Action item: Where "cesaret" appears in a line of the entries below, that line should be copied.

Recorded data:
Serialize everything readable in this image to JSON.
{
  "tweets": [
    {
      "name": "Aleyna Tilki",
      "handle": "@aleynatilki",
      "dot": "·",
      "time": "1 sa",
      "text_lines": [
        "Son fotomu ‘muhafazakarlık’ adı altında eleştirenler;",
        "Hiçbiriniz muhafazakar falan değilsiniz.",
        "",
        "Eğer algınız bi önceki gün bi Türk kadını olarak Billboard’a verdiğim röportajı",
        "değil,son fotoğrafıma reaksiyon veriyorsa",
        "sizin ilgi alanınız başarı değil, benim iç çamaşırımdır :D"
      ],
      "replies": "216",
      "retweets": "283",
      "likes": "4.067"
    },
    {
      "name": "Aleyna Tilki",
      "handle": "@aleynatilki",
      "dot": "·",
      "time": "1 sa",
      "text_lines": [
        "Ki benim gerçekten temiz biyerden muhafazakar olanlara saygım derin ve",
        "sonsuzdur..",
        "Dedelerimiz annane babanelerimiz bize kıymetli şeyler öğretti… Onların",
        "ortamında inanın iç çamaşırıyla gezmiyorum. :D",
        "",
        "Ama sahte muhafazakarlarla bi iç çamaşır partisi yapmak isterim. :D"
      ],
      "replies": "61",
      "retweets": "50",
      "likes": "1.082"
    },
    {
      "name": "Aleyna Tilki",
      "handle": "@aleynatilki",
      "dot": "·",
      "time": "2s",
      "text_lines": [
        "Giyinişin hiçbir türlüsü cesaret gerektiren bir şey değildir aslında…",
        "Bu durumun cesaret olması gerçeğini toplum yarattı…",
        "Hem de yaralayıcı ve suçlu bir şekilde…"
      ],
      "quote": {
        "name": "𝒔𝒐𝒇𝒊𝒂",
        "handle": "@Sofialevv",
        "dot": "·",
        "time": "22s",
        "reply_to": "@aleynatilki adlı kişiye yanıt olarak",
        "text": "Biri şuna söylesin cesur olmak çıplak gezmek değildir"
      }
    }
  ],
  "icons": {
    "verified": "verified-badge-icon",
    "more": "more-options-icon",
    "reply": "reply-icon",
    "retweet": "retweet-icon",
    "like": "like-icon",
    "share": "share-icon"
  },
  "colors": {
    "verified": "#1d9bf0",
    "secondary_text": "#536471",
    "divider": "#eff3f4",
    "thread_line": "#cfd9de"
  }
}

Problem solution:
        "Giyinişin hiçbir türlüsü cesaret gerektiren bir şey değildir aslında…",
        "Bu durumun cesaret olması gerçeğini toplum yarattı…",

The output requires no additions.